So much has happened.  Engagement announcements, baby showers, my 55th birthday and last week’s unexpected short getaway to San Antonio.  And then there have been all the many mini-dramas and comedies which fill everyday life.  And though I touch upon it all in my off-line journal, it’s only here that I really work to get underneath the surface events — to explore and name my deepest feelings of the moment.

So its unfortunate (for me) that I have not written here this month.  Mostly, I have been uninspired to write here.  In part, the thought of trying to write beautiful sentences has exhausted me.  And if I’m being honest, maybe I just wanted to have a good pout — what my younger sister likes to call, the Pappas Pout —  where one goes off to sulk alone in a bedroom, after slamming a few doors to ensure everyone and the neighbors too, know that you’re mad and sad.

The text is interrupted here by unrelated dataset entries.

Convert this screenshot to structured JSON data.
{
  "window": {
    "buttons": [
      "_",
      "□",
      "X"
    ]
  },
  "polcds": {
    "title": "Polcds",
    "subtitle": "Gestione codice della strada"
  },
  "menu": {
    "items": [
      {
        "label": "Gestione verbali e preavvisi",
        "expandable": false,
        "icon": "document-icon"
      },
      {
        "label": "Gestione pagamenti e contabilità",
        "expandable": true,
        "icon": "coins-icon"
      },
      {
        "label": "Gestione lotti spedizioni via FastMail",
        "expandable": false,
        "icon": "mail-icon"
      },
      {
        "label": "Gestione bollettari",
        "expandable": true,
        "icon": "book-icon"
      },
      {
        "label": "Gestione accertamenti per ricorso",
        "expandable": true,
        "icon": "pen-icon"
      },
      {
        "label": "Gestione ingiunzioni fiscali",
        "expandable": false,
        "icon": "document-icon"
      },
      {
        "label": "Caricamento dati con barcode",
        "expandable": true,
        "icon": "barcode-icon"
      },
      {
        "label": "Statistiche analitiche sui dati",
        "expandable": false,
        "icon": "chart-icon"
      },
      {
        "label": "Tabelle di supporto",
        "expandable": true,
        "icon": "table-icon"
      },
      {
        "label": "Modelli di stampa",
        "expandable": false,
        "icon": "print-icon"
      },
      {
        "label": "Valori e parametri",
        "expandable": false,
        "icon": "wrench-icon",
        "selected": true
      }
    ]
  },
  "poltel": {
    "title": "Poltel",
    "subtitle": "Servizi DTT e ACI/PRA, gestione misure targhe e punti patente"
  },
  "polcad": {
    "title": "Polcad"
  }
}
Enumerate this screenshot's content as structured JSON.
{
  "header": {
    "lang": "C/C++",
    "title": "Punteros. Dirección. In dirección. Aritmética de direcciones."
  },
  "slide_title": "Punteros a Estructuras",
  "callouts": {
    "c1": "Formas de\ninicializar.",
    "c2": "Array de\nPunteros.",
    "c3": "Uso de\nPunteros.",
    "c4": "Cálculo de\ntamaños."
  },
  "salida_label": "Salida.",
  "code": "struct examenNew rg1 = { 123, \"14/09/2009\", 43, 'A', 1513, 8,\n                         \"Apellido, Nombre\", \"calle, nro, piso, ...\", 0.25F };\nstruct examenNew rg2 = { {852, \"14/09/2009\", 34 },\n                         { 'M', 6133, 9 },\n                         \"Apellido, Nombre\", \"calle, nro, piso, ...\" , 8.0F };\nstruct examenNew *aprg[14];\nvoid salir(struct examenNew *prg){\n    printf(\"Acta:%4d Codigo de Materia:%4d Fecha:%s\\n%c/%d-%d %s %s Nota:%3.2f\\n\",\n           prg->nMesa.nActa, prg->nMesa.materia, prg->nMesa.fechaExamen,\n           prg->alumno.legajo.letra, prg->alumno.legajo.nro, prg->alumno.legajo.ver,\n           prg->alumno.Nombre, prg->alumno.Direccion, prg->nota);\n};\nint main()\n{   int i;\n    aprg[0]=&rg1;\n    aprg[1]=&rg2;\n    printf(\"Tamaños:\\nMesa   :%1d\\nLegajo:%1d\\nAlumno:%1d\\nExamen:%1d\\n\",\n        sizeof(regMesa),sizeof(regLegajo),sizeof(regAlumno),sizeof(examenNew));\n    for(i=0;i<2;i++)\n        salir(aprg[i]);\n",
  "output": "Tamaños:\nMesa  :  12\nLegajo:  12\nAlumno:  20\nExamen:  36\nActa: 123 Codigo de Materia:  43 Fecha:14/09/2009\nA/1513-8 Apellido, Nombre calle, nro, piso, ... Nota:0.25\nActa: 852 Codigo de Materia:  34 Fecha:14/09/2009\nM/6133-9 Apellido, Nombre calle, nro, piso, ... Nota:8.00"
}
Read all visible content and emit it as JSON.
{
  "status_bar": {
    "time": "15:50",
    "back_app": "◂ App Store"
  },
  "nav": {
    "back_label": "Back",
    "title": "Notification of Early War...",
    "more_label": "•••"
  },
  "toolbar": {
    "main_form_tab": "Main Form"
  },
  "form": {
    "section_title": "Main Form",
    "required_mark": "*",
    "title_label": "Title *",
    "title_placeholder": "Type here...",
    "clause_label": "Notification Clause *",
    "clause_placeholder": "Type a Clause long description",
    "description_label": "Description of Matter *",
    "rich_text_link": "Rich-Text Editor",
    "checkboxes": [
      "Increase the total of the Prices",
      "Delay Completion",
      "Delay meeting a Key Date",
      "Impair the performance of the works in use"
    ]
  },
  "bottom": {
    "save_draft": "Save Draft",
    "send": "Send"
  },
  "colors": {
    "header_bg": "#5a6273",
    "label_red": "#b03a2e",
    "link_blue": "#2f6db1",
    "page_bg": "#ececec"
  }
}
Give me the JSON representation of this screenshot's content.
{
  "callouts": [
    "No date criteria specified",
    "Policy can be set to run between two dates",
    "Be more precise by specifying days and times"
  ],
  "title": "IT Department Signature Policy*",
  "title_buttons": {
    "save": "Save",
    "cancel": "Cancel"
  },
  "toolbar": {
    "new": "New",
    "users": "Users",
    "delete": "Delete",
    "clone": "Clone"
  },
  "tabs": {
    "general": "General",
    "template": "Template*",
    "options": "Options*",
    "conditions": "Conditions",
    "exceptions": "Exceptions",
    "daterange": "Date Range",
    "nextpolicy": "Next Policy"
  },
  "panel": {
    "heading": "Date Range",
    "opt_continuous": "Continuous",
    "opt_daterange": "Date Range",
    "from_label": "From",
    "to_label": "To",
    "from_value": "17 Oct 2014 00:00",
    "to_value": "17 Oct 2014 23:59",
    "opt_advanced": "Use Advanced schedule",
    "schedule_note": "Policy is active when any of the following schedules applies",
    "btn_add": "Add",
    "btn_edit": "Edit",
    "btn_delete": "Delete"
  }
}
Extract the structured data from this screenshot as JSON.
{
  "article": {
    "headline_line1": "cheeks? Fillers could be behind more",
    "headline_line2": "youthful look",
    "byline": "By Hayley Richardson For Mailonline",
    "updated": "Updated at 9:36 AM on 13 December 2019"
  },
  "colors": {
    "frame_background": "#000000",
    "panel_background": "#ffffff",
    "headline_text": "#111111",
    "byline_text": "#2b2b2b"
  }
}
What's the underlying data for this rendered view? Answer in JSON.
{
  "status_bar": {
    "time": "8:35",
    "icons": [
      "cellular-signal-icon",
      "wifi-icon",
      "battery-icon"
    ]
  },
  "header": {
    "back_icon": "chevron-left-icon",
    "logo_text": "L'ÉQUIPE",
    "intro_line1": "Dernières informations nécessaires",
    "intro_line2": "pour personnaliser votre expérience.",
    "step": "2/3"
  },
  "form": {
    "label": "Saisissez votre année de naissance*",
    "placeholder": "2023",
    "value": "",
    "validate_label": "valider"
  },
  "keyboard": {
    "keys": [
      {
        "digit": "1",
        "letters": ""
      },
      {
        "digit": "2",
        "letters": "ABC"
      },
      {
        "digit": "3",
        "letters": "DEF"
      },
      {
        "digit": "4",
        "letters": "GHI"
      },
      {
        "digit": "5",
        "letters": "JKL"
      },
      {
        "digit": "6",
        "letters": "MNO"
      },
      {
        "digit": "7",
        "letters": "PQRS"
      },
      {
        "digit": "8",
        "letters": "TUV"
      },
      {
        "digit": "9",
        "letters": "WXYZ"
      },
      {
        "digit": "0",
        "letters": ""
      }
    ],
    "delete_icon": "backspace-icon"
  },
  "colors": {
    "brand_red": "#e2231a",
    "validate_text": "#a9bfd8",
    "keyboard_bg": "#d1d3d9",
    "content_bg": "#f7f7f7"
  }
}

But today, as I sat in my favorite living room chair after writing three morning pages, I began to think that maybe I should just sit down and write a few lines of everyday sentences in my blog  — and not worry over making them their Sunday Best.

So.  Here I am.  And just writing these three little words — here I am — reminds me that the prophet Isaiah also spoke these words to God before God set his charred lips loose to say a few words on His behalf.

So what is it that causes me to sulk rather than write?  I can only point to my Aunt Jo’s death.  It doesn’t help to tell myself that she’s in a better place.  And all of this is mixed up with my own mortality, of course, as that older generation ahead of me falls one by one, like a row of dominoes, each one falling closer and closer to me.

But yesterday, I realized that this particular vintage of my favorite month is almost used up.  And on the most important level — the one which has me taking notice of glimpses of Reality —  the month has unfolded its goodness and truth and beauty without my notice.

I am sorry to have missed out on the the miracle of cool crisp nights and lovely fall foliage and the particular way the autumn sun causes my living room to glow and shimmer for a few minutes each October day.

This weekend, I will be in the cool sunshine days dipping a paintbrush into a bucket of paint at my sister’s house.  The plan is to finish what she and I began last April —  the restoration of her homestead inheritance.  And knowing myself as I do, knowing that I grieve best with a paintbrush in my hand, my plan is to finish with this grieving of Aunt Jo’s death.  Because I don’t wish to miss out on the deepest and best part of everyday life.

October, here I am.